[WHAT TO PRODUCE]
Print the data once more, exactly as given. Drop the pictures.

[DATASET RECORDS]
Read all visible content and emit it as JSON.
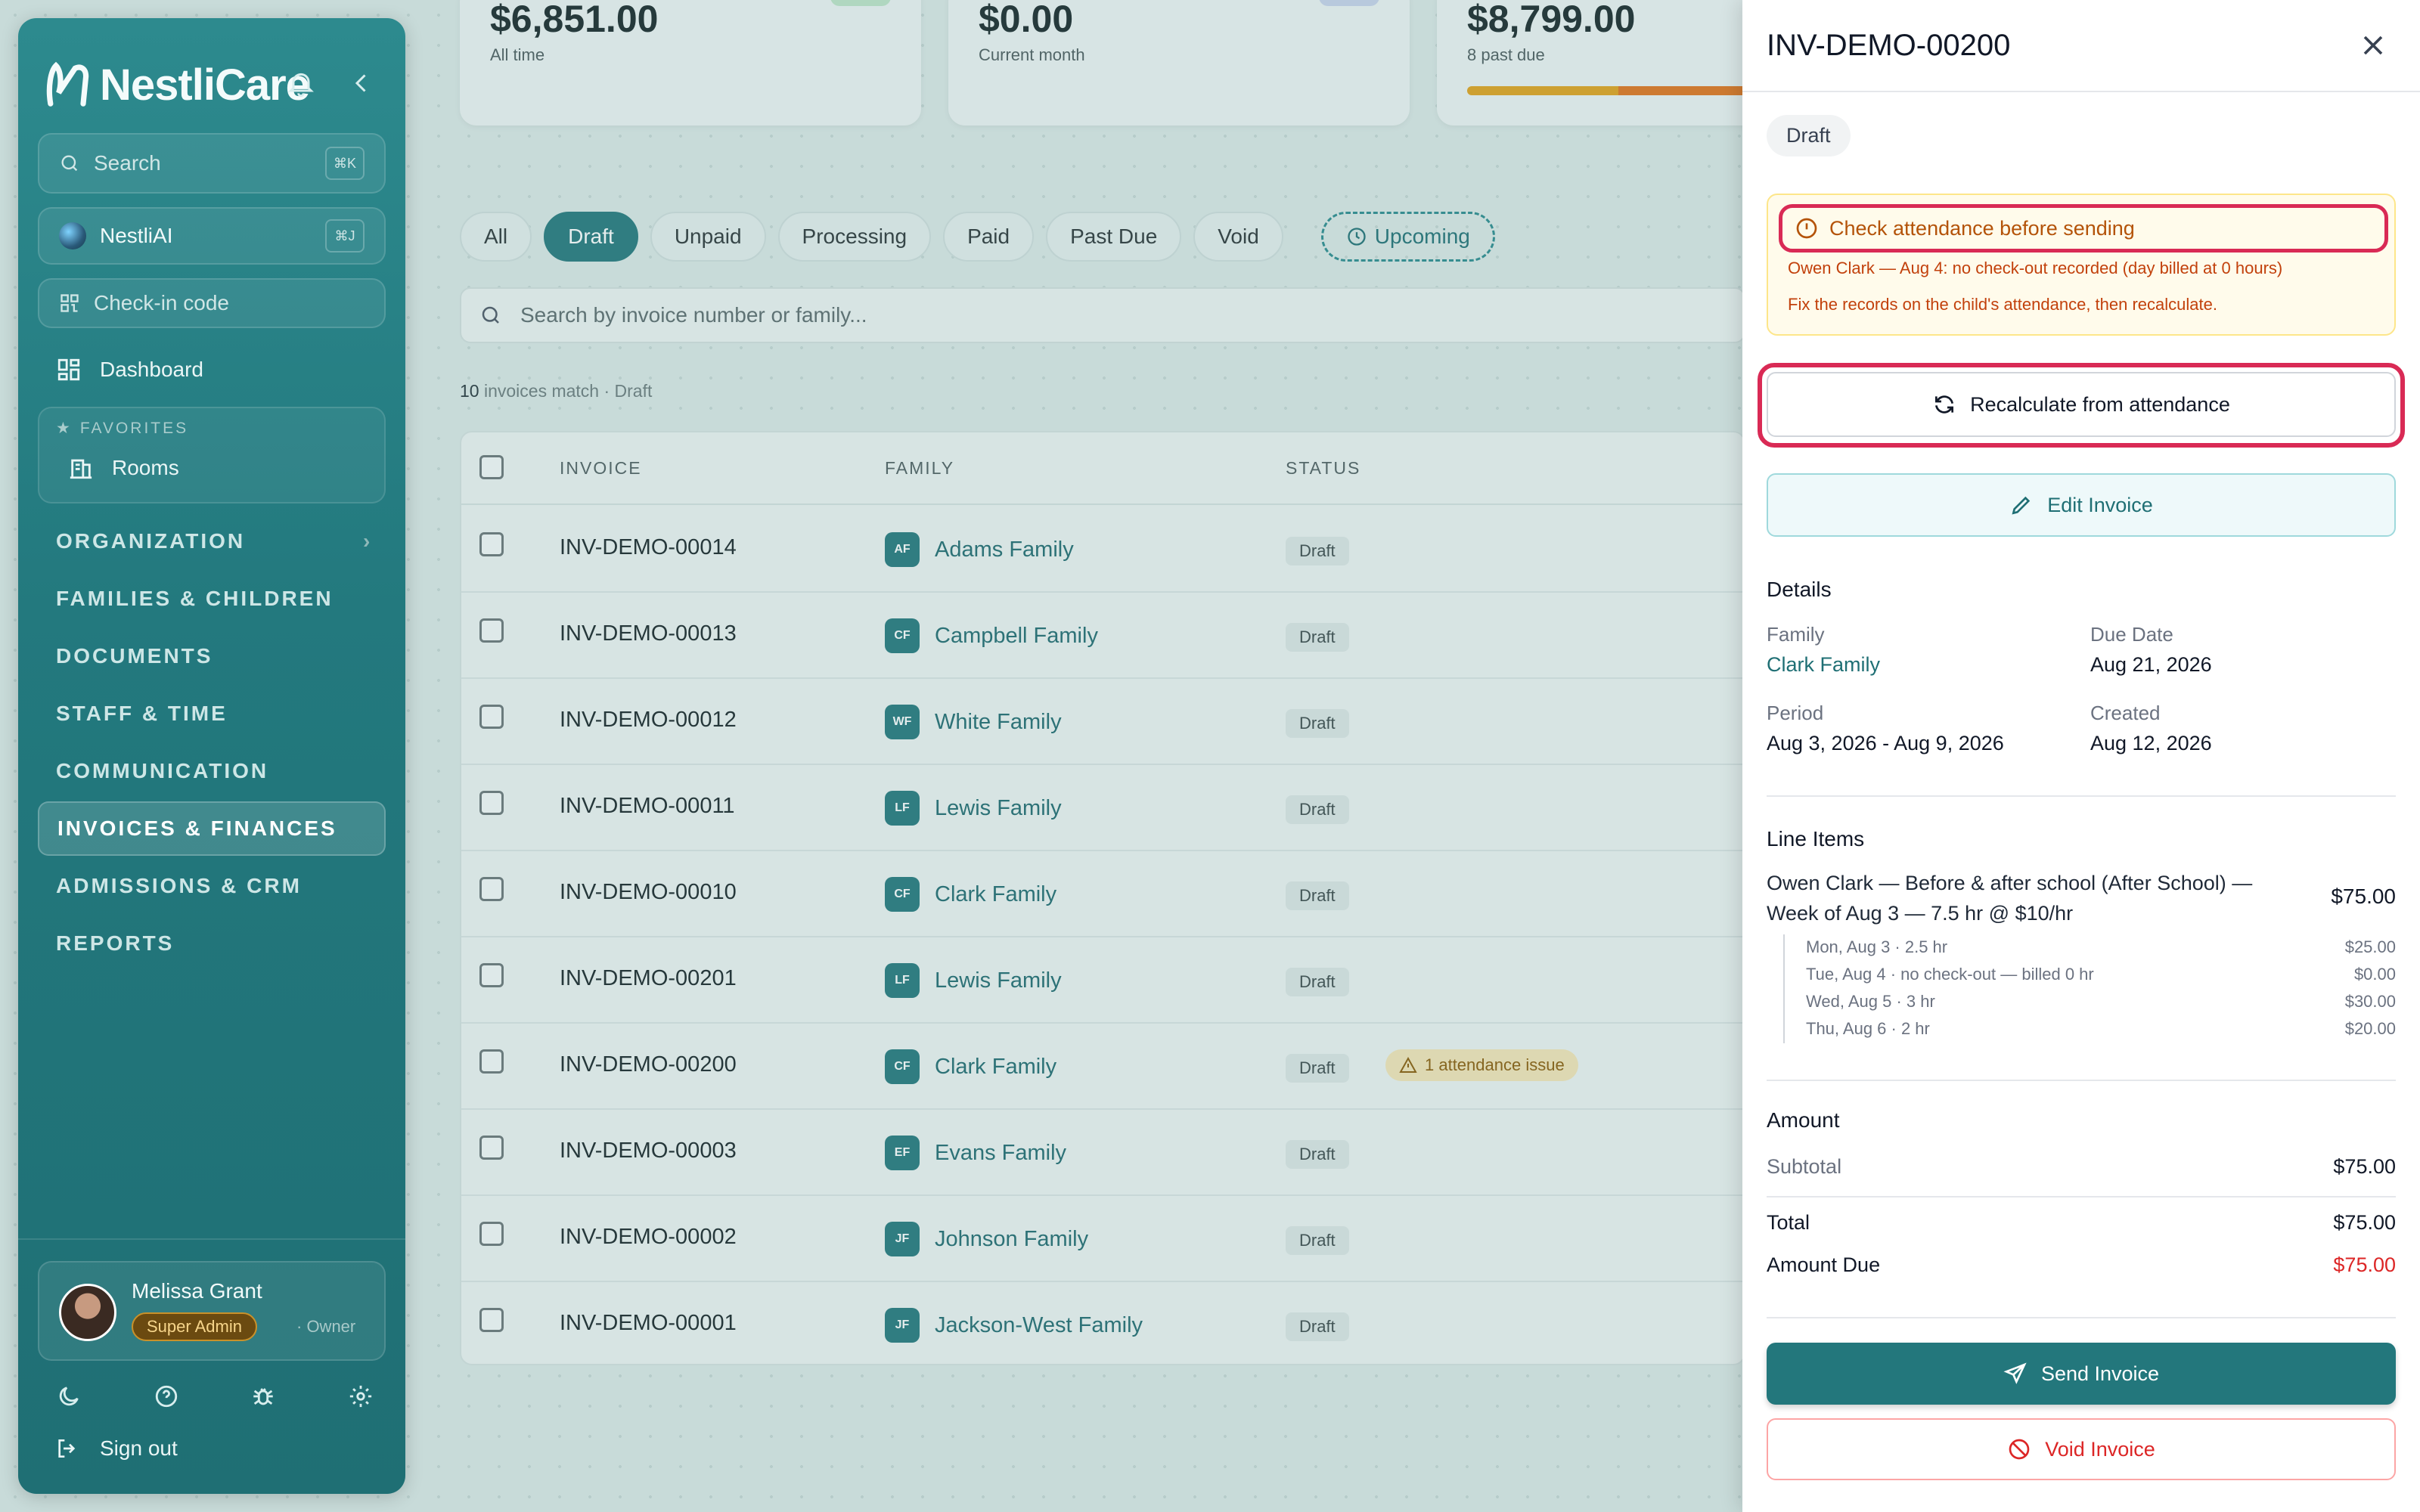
{
  "app": {
    "logo_text": "NestliCare"
  },
  "sidebar": {
    "search_label": "Search",
    "search_kbd": "⌘K",
    "ai_label": "NestliAI",
    "ai_kbd": "⌘J",
    "checkin_label": "Check-in code",
    "dashboard_label": "Dashboard",
    "favorites_label": "FAVORITES",
    "fav_rooms": "Rooms",
    "sections": [
      "ORGANIZATION",
      "FAMILIES & CHILDREN",
      "DOCUMENTS",
      "STAFF & TIME",
      "COMMUNICATION",
      "INVOICES & FINANCES",
      "ADMISSIONS & CRM",
      "REPORTS"
    ],
    "active_section": "INVOICES & FINANCES",
    "user": {
      "name": "Melissa Grant",
      "role": "Super Admin",
      "suffix": "· Owner"
    },
    "signout": "Sign out"
  },
  "stats": [
    {
      "amount": "$6,851.00",
      "label": "All time"
    },
    {
      "amount": "$0.00",
      "label": "Current month"
    },
    {
      "amount": "$8,799.00",
      "label": "8 past due"
    }
  ],
  "filters": [
    "All",
    "Draft",
    "Unpaid",
    "Processing",
    "Paid",
    "Past Due",
    "Void"
  ],
  "active_filter": "Draft",
  "upcoming_label": "Upcoming",
  "search_placeholder": "Search by invoice number or family...",
  "match": {
    "count": "10",
    "text": "invoices match · Draft"
  },
  "table": {
    "headers": [
      "INVOICE",
      "FAMILY",
      "STATUS"
    ],
    "rows": [
      {
        "inv": "INV-DEMO-00014",
        "initials": "AF",
        "family": "Adams Family",
        "status": "Draft",
        "issue": ""
      },
      {
        "inv": "INV-DEMO-00013",
        "initials": "CF",
        "family": "Campbell Family",
        "status": "Draft",
        "issue": ""
      },
      {
        "inv": "INV-DEMO-00012",
        "initials": "WF",
        "family": "White Family",
        "status": "Draft",
        "issue": ""
      },
      {
        "inv": "INV-DEMO-00011",
        "initials": "LF",
        "family": "Lewis Family",
        "status": "Draft",
        "issue": ""
      },
      {
        "inv": "INV-DEMO-00010",
        "initials": "CF",
        "family": "Clark Family",
        "status": "Draft",
        "issue": ""
      },
      {
        "inv": "INV-DEMO-00201",
        "initials": "LF",
        "family": "Lewis Family",
        "status": "Draft",
        "issue": ""
      },
      {
        "inv": "INV-DEMO-00200",
        "initials": "CF",
        "family": "Clark Family",
        "status": "Draft",
        "issue": "1 attendance issue"
      },
      {
        "inv": "INV-DEMO-00003",
        "initials": "EF",
        "family": "Evans Family",
        "status": "Draft",
        "issue": ""
      },
      {
        "inv": "INV-DEMO-00002",
        "initials": "JF",
        "family": "Johnson Family",
        "status": "Draft",
        "issue": ""
      },
      {
        "inv": "INV-DEMO-00001",
        "initials": "JF",
        "family": "Jackson-West Family",
        "status": "Draft",
        "issue": ""
      }
    ]
  },
  "panel": {
    "title": "INV-DEMO-00200",
    "status": "Draft",
    "warning": {
      "title": "Check attendance before sending",
      "line1": "Owen Clark — Aug 4: no check-out recorded (day billed at 0 hours)",
      "line2": "Fix the records on the child's attendance, then recalculate."
    },
    "recalc_label": "Recalculate from attendance",
    "edit_label": "Edit Invoice",
    "details_heading": "Details",
    "details": {
      "family_label": "Family",
      "family_value": "Clark Family",
      "due_label": "Due Date",
      "due_value": "Aug 21, 2026",
      "period_label": "Period",
      "period_value": "Aug 3, 2026 - Aug 9, 2026",
      "created_label": "Created",
      "created_value": "Aug 12, 2026"
    },
    "line_items_heading": "Line Items",
    "line_item": {
      "desc": "Owen Clark — Before & after school (After School) — Week of Aug 3 — 7.5 hr @ $10/hr",
      "amount": "$75.00",
      "days": [
        {
          "label": "Mon, Aug 3 · 2.5 hr",
          "amount": "$25.00"
        },
        {
          "label": "Tue, Aug 4 · no check-out — billed 0 hr",
          "amount": "$0.00"
        },
        {
          "label": "Wed, Aug 5 · 3 hr",
          "amount": "$30.00"
        },
        {
          "label": "Thu, Aug 6 · 2 hr",
          "amount": "$20.00"
        }
      ]
    },
    "amount_heading": "Amount",
    "subtotal_label": "Subtotal",
    "subtotal": "$75.00",
    "total_label": "Total",
    "total": "$75.00",
    "due_label": "Amount Due",
    "due": "$75.00",
    "send_label": "Send Invoice",
    "void_label": "Void Invoice"
  },
  "colors": {
    "brand": "#23777c",
    "highlight": "#d92a55",
    "danger": "#dc2626",
    "warning_bg": "#fffbeb"
  }
}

[RESULT FOR THIS TASK]
Read all visible content and emit it as JSON.
{
  "app": {
    "logo_text": "NestliCare"
  },
  "sidebar": {
    "search_label": "Search",
    "search_kbd": "⌘K",
    "ai_label": "NestliAI",
    "ai_kbd": "⌘J",
    "checkin_label": "Check-in code",
    "dashboard_label": "Dashboard",
    "favorites_label": "FAVORITES",
    "fav_rooms": "Rooms",
    "sections": [
      "ORGANIZATION",
      "FAMILIES & CHILDREN",
      "DOCUMENTS",
      "STAFF & TIME",
      "COMMUNICATION",
      "INVOICES & FINANCES",
      "ADMISSIONS & CRM",
      "REPORTS"
    ],
    "active_section": "INVOICES & FINANCES",
    "user": {
      "name": "Melissa Grant",
      "role": "Super Admin",
      "suffix": "· Owner"
    },
    "signout": "Sign out"
  },
  "stats": [
    {
      "amount": "$6,851.00",
      "label": "All time"
    },
    {
      "amount": "$0.00",
      "label": "Current month"
    },
    {
      "amount": "$8,799.00",
      "label": "8 past due"
    }
  ],
  "filters": [
    "All",
    "Draft",
    "Unpaid",
    "Processing",
    "Paid",
    "Past Due",
    "Void"
  ],
  "active_filter": "Draft",
  "upcoming_label": "Upcoming",
  "search_placeholder": "Search by invoice number or family...",
  "match": {
    "count": "10",
    "text": "invoices match · Draft"
  },
  "table": {
    "headers": [
      "INVOICE",
      "FAMILY",
      "STATUS"
    ],
    "rows": [
      {
        "inv": "INV-DEMO-00014",
        "initials": "AF",
        "family": "Adams Family",
        "status": "Draft",
        "issue": ""
      },
      {
        "inv": "INV-DEMO-00013",
        "initials": "CF",
        "family": "Campbell Family",
        "status": "Draft",
        "issue": ""
      },
      {
        "inv": "INV-DEMO-00012",
        "initials": "WF",
        "family": "White Family",
        "status": "Draft",
        "issue": ""
      },
      {
        "inv": "INV-DEMO-00011",
        "initials": "LF",
        "family": "Lewis Family",
        "status": "Draft",
        "issue": ""
      },
      {
        "inv": "INV-DEMO-00010",
        "initials": "CF",
        "family": "Clark Family",
        "status": "Draft",
        "issue": ""
      },
      {
        "inv": "INV-DEMO-00201",
        "initials": "LF",
        "family": "Lewis Family",
        "status": "Draft",
        "issue": ""
      },
      {
        "inv": "INV-DEMO-00200",
        "initials": "CF",
        "family": "Clark Family",
        "status": "Draft",
        "issue": "1 attendance issue"
      },
      {
        "inv": "INV-DEMO-00003",
        "initials": "EF",
        "family": "Evans Family",
        "status": "Draft",
        "issue": ""
      },
      {
        "inv": "INV-DEMO-00002",
        "initials": "JF",
        "family": "Johnson Family",
        "status": "Draft",
        "issue": ""
      },
      {
        "inv": "INV-DEMO-00001",
        "initials": "JF",
        "family": "Jackson-West Family",
        "status": "Draft",
        "issue": ""
      }
    ]
  },
  "panel": {
    "title": "INV-DEMO-00200",
    "status": "Draft",
    "warning": {
      "title": "Check attendance before sending",
      "line1": "Owen Clark — Aug 4: no check-out recorded (day billed at 0 hours)",
      "line2": "Fix the records on the child's attendance, then recalculate."
    },
    "recalc_label": "Recalculate from attendance",
    "edit_label": "Edit Invoice",
    "details_heading": "Details",
    "details": {
      "family_label": "Family",
      "family_value": "Clark Family",
      "due_label": "Due Date",
      "due_value": "Aug 21, 2026",
      "period_label": "Period",
      "period_value": "Aug 3, 2026 - Aug 9, 2026",
      "created_label": "Created",
      "created_value": "Aug 12, 2026"
    },
    "line_items_heading": "Line Items",
    "line_item": {
      "desc": "Owen Clark — Before & after school (After School) — Week of Aug 3 — 7.5 hr @ $10/hr",
      "amount": "$75.00",
      "days": [
        {
          "label": "Mon, Aug 3 · 2.5 hr",
          "amount": "$25.00"
        },
        {
          "label": "Tue, Aug 4 · no check-out — billed 0 hr",
          "amount": "$0.00"
        },
        {
          "label": "Wed, Aug 5 · 3 hr",
          "amount": "$30.00"
        },
        {
          "label": "Thu, Aug 6 · 2 hr",
          "amount": "$20.00"
        }
      ]
    },
    "amount_heading": "Amount",
    "subtotal_label": "Subtotal",
    "subtotal": "$75.00",
    "total_label": "Total",
    "total": "$75.00",
    "due_label": "Amount Due",
    "due": "$75.00",
    "send_label": "Send Invoice",
    "void_label": "Void Invoice"
  },
  "colors": {
    "brand": "#23777c",
    "highlight": "#d92a55",
    "danger": "#dc2626",
    "warning_bg": "#fffbeb"
  }
}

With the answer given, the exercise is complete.